What’s happening in Sri Lanka?
It is illegal to be gay in Sri Lanka.
The history of criminalisation of homosexuality in Sri Lanka is a hangover from the colonial era. The British Empire established a foothold on Sri Lanka in 1796, completing the invasion in 1815 when it took full control of the island. The British controlled Sri Lanka until 1948, when Independence was declared.
The criminal law of Sri Lanka prohibits anyone from engaging in ‘gross indecency’, however exactly what constitutes gross indecency is not defined.
In 2013, Equal Ground – an LGBTQ advocacy group in Sri Lanka – produced a report for submission to the Human Rights Committee in Geneva. In that report they claimed that the gross indecency provisions of the Sri Lankan penal code were used to specifically target same-sex intercourse between men. Equal Ground also claimed that LGBTQ people in Sri Lanka are subjected to arbitrary arrest and detention, as well as abuse and violence at the hands of the police.
According to Equal Ground, while arrests under the gross indecency provisions don’t result in convictions or penalties, arrests result in bribery, blackmail, extortion, violence, or coerced sexual favours.

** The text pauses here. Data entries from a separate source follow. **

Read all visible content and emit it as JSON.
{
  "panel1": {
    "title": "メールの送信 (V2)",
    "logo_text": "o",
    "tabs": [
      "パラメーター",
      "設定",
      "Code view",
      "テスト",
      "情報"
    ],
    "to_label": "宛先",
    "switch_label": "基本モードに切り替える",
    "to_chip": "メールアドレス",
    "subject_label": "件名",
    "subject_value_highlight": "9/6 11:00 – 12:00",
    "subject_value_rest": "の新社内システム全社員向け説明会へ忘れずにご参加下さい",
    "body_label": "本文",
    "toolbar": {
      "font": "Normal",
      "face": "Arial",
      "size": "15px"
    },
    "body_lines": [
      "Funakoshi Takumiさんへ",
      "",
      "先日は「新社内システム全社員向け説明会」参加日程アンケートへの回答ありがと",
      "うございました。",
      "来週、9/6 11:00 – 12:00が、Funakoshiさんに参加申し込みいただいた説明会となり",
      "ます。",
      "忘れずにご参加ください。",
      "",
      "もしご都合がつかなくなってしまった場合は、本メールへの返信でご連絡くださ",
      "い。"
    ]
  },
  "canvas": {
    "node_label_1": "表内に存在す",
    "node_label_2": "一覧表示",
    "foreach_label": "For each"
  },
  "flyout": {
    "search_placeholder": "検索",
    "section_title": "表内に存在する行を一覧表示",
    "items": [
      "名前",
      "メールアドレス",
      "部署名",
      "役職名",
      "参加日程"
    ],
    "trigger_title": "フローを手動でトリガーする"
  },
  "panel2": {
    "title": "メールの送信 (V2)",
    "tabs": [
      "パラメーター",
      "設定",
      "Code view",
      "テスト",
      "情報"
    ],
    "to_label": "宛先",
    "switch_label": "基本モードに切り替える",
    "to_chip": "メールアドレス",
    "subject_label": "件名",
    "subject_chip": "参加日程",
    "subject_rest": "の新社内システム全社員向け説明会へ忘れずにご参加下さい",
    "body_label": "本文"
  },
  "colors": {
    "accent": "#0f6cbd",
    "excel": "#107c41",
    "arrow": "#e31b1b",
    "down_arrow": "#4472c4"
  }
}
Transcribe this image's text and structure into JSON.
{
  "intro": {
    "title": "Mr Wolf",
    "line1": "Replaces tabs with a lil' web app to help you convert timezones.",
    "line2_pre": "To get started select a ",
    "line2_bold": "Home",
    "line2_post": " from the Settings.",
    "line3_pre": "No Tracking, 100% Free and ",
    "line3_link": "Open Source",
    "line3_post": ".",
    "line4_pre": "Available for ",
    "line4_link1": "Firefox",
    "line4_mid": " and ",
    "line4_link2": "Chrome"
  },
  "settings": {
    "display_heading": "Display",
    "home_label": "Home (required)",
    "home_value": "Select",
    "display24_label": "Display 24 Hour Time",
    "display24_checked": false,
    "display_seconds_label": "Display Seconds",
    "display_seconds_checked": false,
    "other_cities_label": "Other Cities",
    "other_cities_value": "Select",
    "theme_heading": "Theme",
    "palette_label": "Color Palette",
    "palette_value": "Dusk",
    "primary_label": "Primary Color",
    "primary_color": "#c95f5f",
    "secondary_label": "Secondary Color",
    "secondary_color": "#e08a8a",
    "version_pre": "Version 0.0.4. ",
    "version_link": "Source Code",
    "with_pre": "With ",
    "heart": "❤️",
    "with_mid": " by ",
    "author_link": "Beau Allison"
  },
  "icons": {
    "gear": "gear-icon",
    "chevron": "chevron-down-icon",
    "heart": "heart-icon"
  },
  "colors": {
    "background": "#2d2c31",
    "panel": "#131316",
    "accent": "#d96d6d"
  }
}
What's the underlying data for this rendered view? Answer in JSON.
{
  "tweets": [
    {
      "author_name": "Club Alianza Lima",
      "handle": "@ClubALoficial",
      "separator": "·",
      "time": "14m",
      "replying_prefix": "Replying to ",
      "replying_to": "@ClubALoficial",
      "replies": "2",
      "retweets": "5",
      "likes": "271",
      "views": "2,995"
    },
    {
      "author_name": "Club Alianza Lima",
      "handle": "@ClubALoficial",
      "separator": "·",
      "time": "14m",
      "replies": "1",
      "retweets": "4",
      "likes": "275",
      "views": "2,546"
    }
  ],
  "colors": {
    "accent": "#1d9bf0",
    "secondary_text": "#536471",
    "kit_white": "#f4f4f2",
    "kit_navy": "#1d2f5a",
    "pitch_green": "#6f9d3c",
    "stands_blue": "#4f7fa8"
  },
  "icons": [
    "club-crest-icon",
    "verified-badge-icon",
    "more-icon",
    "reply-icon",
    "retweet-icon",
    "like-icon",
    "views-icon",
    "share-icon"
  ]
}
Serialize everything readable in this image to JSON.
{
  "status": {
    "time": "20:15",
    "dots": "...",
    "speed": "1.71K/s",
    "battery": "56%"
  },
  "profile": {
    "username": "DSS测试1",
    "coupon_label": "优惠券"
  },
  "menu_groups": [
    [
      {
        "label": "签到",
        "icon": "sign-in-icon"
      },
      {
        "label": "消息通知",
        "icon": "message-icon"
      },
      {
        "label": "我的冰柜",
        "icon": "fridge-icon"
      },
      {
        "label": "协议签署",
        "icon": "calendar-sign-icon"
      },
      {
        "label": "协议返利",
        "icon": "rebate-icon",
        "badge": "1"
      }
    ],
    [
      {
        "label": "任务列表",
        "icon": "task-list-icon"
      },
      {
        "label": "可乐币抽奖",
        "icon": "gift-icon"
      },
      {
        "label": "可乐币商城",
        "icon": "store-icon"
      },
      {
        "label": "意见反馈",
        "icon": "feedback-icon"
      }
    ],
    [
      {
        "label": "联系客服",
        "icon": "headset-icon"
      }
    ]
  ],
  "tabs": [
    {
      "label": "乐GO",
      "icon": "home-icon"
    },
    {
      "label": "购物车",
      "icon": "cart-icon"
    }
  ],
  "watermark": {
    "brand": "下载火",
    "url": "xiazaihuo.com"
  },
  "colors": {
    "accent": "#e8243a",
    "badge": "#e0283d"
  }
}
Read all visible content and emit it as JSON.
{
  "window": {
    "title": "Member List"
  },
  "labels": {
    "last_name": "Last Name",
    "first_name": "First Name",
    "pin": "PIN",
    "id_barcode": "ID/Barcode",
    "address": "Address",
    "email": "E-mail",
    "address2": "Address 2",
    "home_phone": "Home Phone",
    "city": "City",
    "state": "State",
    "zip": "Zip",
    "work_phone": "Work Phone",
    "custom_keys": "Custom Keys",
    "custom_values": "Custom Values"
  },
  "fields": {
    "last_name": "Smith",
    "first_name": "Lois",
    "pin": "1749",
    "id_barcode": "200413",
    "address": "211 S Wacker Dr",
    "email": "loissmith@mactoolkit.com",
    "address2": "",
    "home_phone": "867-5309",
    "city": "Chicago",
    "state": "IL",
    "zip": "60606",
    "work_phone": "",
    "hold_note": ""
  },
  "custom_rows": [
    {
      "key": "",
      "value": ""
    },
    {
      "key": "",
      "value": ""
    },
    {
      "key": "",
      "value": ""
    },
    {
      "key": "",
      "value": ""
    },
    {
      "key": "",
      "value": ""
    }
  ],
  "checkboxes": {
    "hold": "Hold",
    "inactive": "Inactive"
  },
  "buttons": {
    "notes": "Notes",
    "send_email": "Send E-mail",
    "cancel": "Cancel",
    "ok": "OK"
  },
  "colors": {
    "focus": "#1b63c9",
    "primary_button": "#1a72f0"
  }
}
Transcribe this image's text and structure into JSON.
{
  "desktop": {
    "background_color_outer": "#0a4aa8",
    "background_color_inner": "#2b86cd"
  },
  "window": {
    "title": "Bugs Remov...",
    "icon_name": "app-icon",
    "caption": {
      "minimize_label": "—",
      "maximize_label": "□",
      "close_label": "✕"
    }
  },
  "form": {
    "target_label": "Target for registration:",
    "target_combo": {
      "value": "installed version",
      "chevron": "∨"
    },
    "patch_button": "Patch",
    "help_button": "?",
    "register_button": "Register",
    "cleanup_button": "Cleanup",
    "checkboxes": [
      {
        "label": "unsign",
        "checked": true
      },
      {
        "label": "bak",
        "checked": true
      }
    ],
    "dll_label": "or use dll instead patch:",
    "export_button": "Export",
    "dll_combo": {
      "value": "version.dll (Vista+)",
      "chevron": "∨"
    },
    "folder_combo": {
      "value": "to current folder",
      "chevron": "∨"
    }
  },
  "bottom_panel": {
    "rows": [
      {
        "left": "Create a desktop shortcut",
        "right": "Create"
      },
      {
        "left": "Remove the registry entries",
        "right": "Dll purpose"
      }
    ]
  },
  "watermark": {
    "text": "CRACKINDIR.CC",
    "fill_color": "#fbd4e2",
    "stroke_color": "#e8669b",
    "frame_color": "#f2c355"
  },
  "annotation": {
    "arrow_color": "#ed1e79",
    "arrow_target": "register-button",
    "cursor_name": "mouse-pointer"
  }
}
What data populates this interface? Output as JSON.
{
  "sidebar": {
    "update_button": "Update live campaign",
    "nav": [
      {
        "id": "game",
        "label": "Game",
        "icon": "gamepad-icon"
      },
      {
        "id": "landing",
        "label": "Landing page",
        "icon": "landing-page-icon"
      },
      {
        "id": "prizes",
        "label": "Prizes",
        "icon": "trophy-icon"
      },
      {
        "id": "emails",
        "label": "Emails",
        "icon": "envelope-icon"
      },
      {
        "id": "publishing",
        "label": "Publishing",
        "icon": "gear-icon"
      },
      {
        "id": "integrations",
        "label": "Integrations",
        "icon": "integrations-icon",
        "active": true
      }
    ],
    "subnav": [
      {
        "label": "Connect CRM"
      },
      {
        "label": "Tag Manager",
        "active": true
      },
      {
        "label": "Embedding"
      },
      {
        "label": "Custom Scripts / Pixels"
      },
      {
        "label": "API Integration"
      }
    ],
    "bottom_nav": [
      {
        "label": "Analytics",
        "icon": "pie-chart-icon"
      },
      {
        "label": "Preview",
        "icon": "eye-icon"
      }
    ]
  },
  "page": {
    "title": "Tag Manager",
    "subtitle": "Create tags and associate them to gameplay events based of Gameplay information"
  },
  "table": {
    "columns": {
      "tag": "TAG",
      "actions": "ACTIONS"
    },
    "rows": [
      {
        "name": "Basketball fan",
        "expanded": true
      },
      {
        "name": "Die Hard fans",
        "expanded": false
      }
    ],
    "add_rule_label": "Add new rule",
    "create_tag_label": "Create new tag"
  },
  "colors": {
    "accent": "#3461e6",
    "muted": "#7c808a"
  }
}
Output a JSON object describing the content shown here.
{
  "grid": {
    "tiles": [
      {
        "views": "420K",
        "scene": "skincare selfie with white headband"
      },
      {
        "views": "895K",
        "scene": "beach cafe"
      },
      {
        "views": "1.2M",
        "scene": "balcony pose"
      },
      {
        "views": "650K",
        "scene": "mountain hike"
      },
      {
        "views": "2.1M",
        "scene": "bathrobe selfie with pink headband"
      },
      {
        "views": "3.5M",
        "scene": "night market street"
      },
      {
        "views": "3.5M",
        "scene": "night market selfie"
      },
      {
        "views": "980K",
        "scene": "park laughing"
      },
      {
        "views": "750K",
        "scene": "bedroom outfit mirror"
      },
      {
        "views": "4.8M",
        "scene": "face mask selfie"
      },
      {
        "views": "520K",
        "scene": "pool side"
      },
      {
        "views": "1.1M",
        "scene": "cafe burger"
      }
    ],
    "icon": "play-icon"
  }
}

In November 2017, the Deputy Solicitor General stated that the government would move to decriminalise same-sex sexual activity. The law has also been declared unenforceable by the Supreme Court of Sri Lanka – this establishes a precedent in case law. However, there appears to be no appetite from the Sri Lankan government to reform the relevant legislation. LGBTQ people remain excluded from serving in the Sri Lankan military and there is no legal recognition of same-sex relationships.
While the legal position remains unclear, the socially conservative nature of Sri Lankan society contributes to creating an environment in which LGBTQ people remain particularly vulnerable.